is suitable to replace equipment at end of life, retrofit for
immediate benefits, or use in new construction. To date
the program has published findings from completed assessments. Nine assessments that are underway will publish results in 2016. For more on all, visit www.gsa.gov.
GSAlink: Analytics for Peak Efficiency
Rapid detection and response to building faults are key
to operating at peak efficiency. To continuously monitor
its buildings, GSA is developing the GSAlink platform. The
program’s architecture pulls data from individual buildings, stores it in a national database, runs it through a fault-detection diagnostics engine, and presents the data back to
building operators so they can react to any problems.
GSAlink has been deployed in 81 GSA buildings. The

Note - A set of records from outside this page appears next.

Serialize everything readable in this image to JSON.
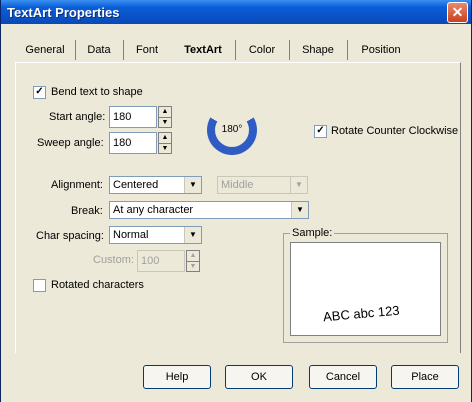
{
  "window": {
    "title": "TextArt Properties",
    "close_glyph": "✕"
  },
  "tabs": [
    "General",
    "Data",
    "Font",
    "TextArt",
    "Color",
    "Shape",
    "Position"
  ],
  "bend": {
    "label": "Bend text to shape",
    "checked_glyph": "✓"
  },
  "start_angle": {
    "label": "Start angle:",
    "value": "180"
  },
  "sweep_angle": {
    "label": "Sweep angle:",
    "value": "180"
  },
  "dial": {
    "value": "180°"
  },
  "rotate_ccw": {
    "label": "Rotate Counter Clockwise",
    "checked_glyph": "✓"
  },
  "alignment": {
    "label": "Alignment:",
    "value": "Centered",
    "vertical_value": "Middle"
  },
  "break": {
    "label": "Break:",
    "value": "At any character"
  },
  "char_spacing": {
    "label": "Char spacing:",
    "value": "Normal"
  },
  "custom": {
    "label": "Custom:",
    "value": "100"
  },
  "rotated_chars": {
    "label": "Rotated characters"
  },
  "sample": {
    "label": "Sample:",
    "text": "ABC abc 123"
  },
  "buttons": {
    "help": "Help",
    "ok": "OK",
    "cancel": "Cancel",
    "place": "Place"
  },
  "glyphs": {
    "up": "▲",
    "down": "▼",
    "dropdown": "▼"
  }
}
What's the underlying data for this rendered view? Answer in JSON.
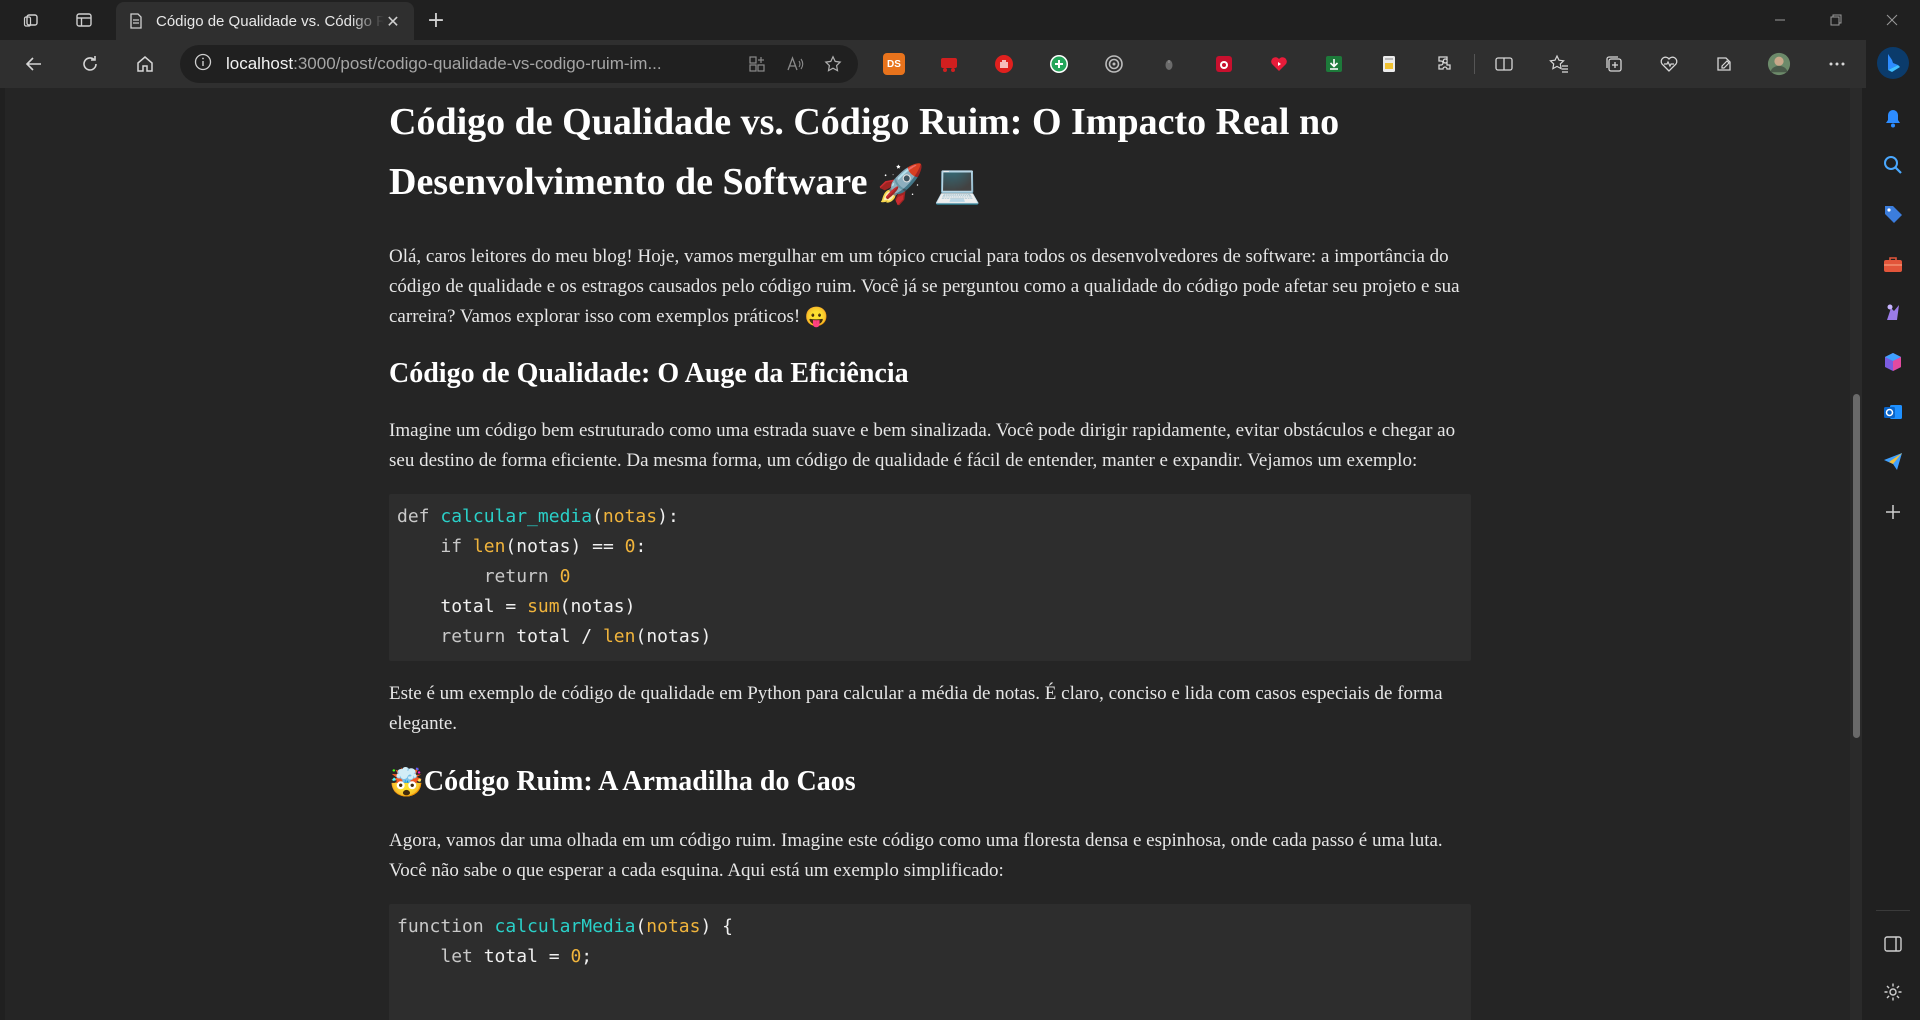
{
  "browser": {
    "tab_title": "Código de Qualidade vs. Código Ruim",
    "new_tab_label": "+",
    "url_host": "localhost",
    "url_rest": ":3000/post/codigo-qualidade-vs-codigo-ruim-im...",
    "extensions": {
      "ds_label": "DS"
    }
  },
  "article": {
    "title": "Código de Qualidade vs. Código Ruim: O Impacto Real no Desenvolvimento de Software",
    "title_emoji_1": "🚀",
    "title_emoji_2": "💻",
    "intro": "Olá, caros leitores do meu blog! Hoje, vamos mergulhar em um tópico crucial para todos os desenvolvedores de software: a importância do código de qualidade e os estragos causados pelo código ruim. Você já se perguntou como a qualidade do código pode afetar seu projeto e sua carreira? Vamos explorar isso com exemplos práticos!",
    "intro_emoji": "😛",
    "section1_heading": "Código de Qualidade: O Auge da Eficiência",
    "section1_text": "Imagine um código bem estruturado como uma estrada suave e bem sinalizada. Você pode dirigir rapidamente, evitar obstáculos e chegar ao seu destino de forma eficiente. Da mesma forma, um código de qualidade é fácil de entender, manter e expandir. Vejamos um exemplo:",
    "code1": {
      "kw_def": "def",
      "fn_name": "calcular_media",
      "param": "notas",
      "kw_if": "if",
      "len": "len",
      "var_notas": "notas",
      "op_eq": "==",
      "zero": "0",
      "kw_return": "return",
      "var_total": "total",
      "op_assign": "=",
      "sum": "sum",
      "op_div": "/"
    },
    "section1_after": "Este é um exemplo de código de qualidade em Python para calcular a média de notas. É claro, conciso e lida com casos especiais de forma elegante.",
    "section2_emoji": "🤯",
    "section2_heading": "Código Ruim: A Armadilha do Caos",
    "section2_text": "Agora, vamos dar uma olhada em um código ruim. Imagine este código como uma floresta densa e espinhosa, onde cada passo é uma luta. Você não sabe o que esperar a cada esquina. Aqui está um exemplo simplificado:",
    "code2": {
      "kw_function": "function",
      "fn_name": "calcularMedia",
      "param": "notas",
      "brace": "{",
      "kw_let": "let",
      "var_total": "total",
      "op_assign": "=",
      "zero": "0",
      "semi": ";"
    }
  }
}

software’s search for faults includes malfunctioning equipment, inconsistent application of processes and policies
(e.g., weekend shutdowns), and equipment working at
cross purposes (e.g., simultaneous heating and cooling).
With continuous monitoring, operators can be alerted to
problems promptly rather than waiting until the next cycle
of preventive maintenance. For example, the system was
able to detect a fault due to a bird stuck in a damper, a situation that not only was wasting energy but risking frozen
equipment due to winter temperatures.
GSAlink currently has about 40 rules that are applied
to the building data, according to Frank Santella, acting
assistant commissioner, Facilities Management & Services
Programs, GSA Public Buildings Service. For example, 7
data points are used to detect simultaneous heating and
cooling. “I think as people get a better understanding of
the tool, they will request rules for their specific building,” Santella says. Ultimately, GSA will make the platform
available to other agencies. B
SPECIAL REPORT: This article summarizes the results
of an industry whitepaper on how federal agencies are reducing
their facility energy. The complete report is available at www.
Siemens Industry, Inc., Building Technologies Division is
the sponsor of the research developed for this article and the
whitepaper. Siemens is the world leader in the market for safe
and secure, energy-efficient and environment-friendly buildings
and infrastructures. As a technology partner, service provider,
system integrator and product vendor, Building Technologies has
offerings for safety and security as well as building automation,
heating, ventilation and air conditioning (HVAC) and energy management. HTTP://USA.SIEMENS.COM/BUILDINGTECHNOLOGIES
THE METZENBAUM U.S. COURTHOUSE IN
CLEVELAND is one of 32 federal facilities
in GSA’s National Deep Energy Retrofit